The High Price of Contract Disputes
The Court Statistics Project, an organization that publishes court case data from around the country, estimates that a dispute over a contract typically costs a whopping $91,000.
Unfortunately, many IT business owners don’t know that. We surveyed over 10,000 business owners who have applied for coverage with TechInsurance, and 54 percent of them don’t use a formal contract when they hire a subcontractor.
Sure, many people work with contractors they know and trust, but even a small disagreement can be enough to ruin that business relationship. Without a written agreement, there's no objective way to navigate the dispute.
Consider this: according to a study by the International Association for Contract & Commercial Management, nine percent of contracts result in a significant dispute or claim. That means nearly one out of 10 of your subcontractor agreements may run into trouble. You'll want a formal written agreement to back you up when that happens.
What to Include in a Subcontractor Agreement
Sally A. Piefer,
(@tsglaw1), explains that written contracts should outline…
- The scope of a project.
- Important terms and conditions.
“I generally take the opportunity to include self-serving language in the agreement which makes it expressly clear that the individual is an independent contractor and not an employee, and to include indemnification language in the event the contractor is deemed to be an employee,” Piefer says.
A written agreement reduces the risk of an expensive dispute because it defines the relationship and sets clear expectations that both parties can consult as the project progresses.
Take the example that
Lance Vaughn (Lance Vaughn on LinkedIn) offers up. He's the
CEO of digital project agency
(CabForward on LinkedIn), and he’s run into problems with flaky contractors who overpromised and delivered underwhelming results.
Vaughn had one contractor who said he could work, but Vaughn soon discovered that the contractor was already committed to 80 hours of work with other companies. Suddenly, CabForward had to work around its contractor’s busy schedule. That’s not the way things are supposed to happen.
A strong, clear contract can help you avoid these kinds of mishaps. After all, once a subcontractor signs the dotted line, they have a legal obligation to uphold their side of the bargain.
5 Ways a Written Subcontractor Agreement Can Protect Your Business

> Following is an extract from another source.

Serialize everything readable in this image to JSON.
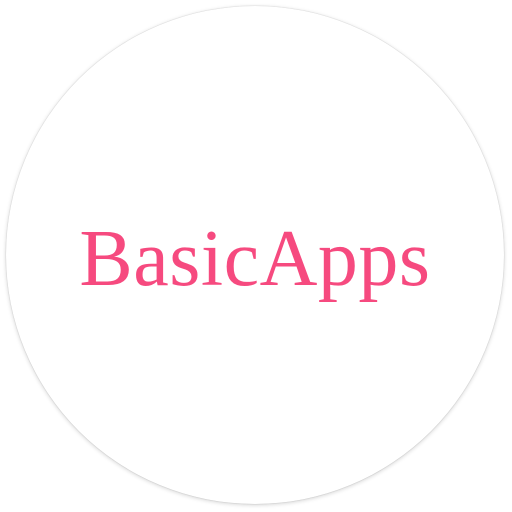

A well-written subcontractor agreement can help protect your business from certain liabilities by:
- Ensuring all parties carry liability insurance. If a contractor messes up part of a project, you may be held responsible for it. But if contractors have liability insurance, you can pass on the financial burden of a lawsuit and make sure they own up to their mistakes.

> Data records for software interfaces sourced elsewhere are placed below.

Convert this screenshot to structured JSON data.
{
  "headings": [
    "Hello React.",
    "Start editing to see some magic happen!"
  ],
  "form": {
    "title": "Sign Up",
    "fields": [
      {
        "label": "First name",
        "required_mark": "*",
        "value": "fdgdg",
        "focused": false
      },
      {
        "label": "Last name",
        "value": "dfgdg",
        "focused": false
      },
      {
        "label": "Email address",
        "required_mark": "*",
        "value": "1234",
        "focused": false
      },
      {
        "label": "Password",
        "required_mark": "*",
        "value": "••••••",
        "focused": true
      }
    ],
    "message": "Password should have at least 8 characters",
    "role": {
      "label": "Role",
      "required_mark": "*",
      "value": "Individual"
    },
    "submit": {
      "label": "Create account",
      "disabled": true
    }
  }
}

- Preventing missed deadlines or incomplete work. Subcontractors can leave a project for many reasons, but if you need them to stick around for the whole thing, you probably want a bit of reassurance. Contracts formalize your relationship and make it less likely that a contractor will leave you hanging.
- Specifying insurance requirements. Subcontractor contracts are an easy way to specify your E&O Insurance requirements. Subcontractors will know they need insurance before they agree to the job. You can even require them to attach a copy of their Certificate of Liability Insurance to the contract itself.
- Assigning data liabilities. Cyber liability is a growing concern and the courts are still defining the legal framework case-by-case. Regardless, your clients expect you to safeguard their data, especially if your subcontractors have access to it. Contracts should specify whether subcontractors should delete old data, remove their access to it, or store it securely.